- Volunteer time: People who aren’t able to contribute financially may be willing to contribute their time and skills to support your day-to-day needs. Create a volunteer sign-up system on your website, clearly outline the tasks and roles available, and provide training to ensure that volunteers can effectively contribute to your mission.
For the best results, use your database to segment donors based on their giving preferences and send targeted appeals that promote monetary giving, in-kind donations, or volunteering.
3. Partner with Local Businesses
Your animal shelter doesn’t have to fundraise alone. Serving alongside a for-profit business in what is known as a cross-sector partnership can provide your shelter with the resources and reach you need to achieve your fundraising goals.
To ensure a successful partnership, take the following steps:
- Align values: Choose local businesses that share your animal shelter’s mission and values to create a genuine partnership. For example, a partnership between an animal shelter and a pet boarding business would be ideal because they share similar target audiences.
- Provide mutual benefits: Offer incentives like increased brand visibility in return for their monetary or in-kind support, ensuring a win-win collaboration.
- Ensure a creative collaboration: Brainstorm unique fundraising ideas that leverage the strengths of both your animal shelter and the local business.
Let’s say a dog grooming professional agrees to host a joint fundraising event with your shelter.
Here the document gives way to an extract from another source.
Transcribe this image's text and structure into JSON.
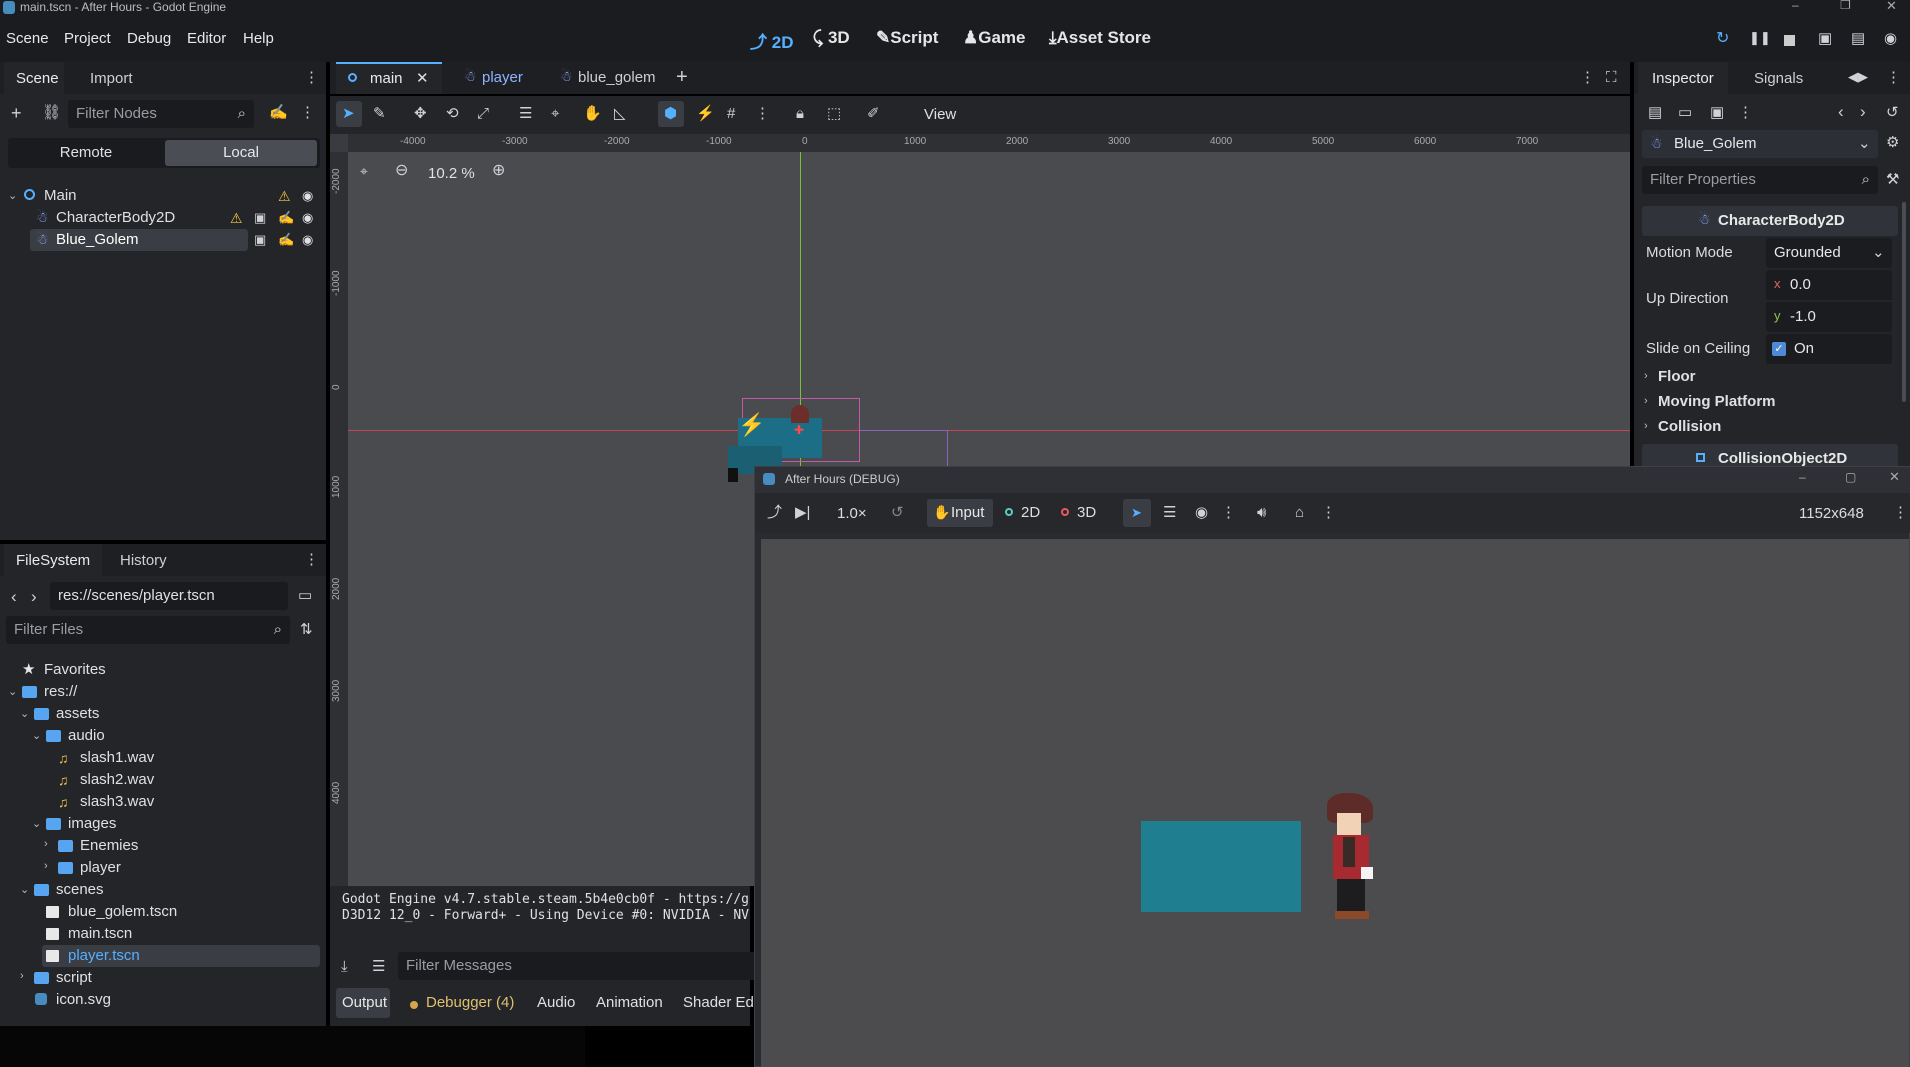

The business offers its facility as the venue, providing ample space for your organization to showcase adoptable animals in a comfortable and welcoming environment. You, in turn, promote the event through social media and encourage your supporters to attend.
During the event, the business offers discounted services to attendees who adopt animals from the shelter. The incentive to adopt animals benefits your shelter, while the grooming business gains exposure among potential new customers.
4. Host Pet-Friendly Events
Attaching a compelling event to your fundraising campaign can boost your results. Here are a few examples of pet-friendly events that are sure to stand out to your supporters:
- Adoption events with a twist: Organize adoption events where potential pet adopters can interact with the animals. Alongside the adoption process, incorporate fundraising elements such as donation stations, merchandise sales, or even sponsorship opportunities for specific animals.
- Pet-focused walkathons or fun runs: Host a pet-friendly walkathon or fun run event where participants can bring their dogs for a community-oriented gathering. Charge an entry fee for participants and their pets and provide them with branded merchandise or certificates upon completion.
- Pet-related expos and fairs: Host an exposition where pet industry professionals can gather to showcase new products, innovations, and trends. For instance, a dog daycare might host a seminar on how to use Gingr’s robust software to streamline operations. Charge an entrance fee and set up your own booth to showcase your rescue efforts, adoptable pets, and campaign information.
As you plan your event, ensure that it is in compliance with local regulations to ensure the safety and well-being of both the animals and attendees. This includes following guidelines for proper sanitation, vaccination requirements, leash laws, noise ordinances, and any other laws related to public safety.
Remember, fundraising isn’t just about collecting funds. It’s about building lasting connections and advocating for your cause. With dedication and a strategic approach, your fundraising campaign will make a profound impact on the lives of the animals you serve.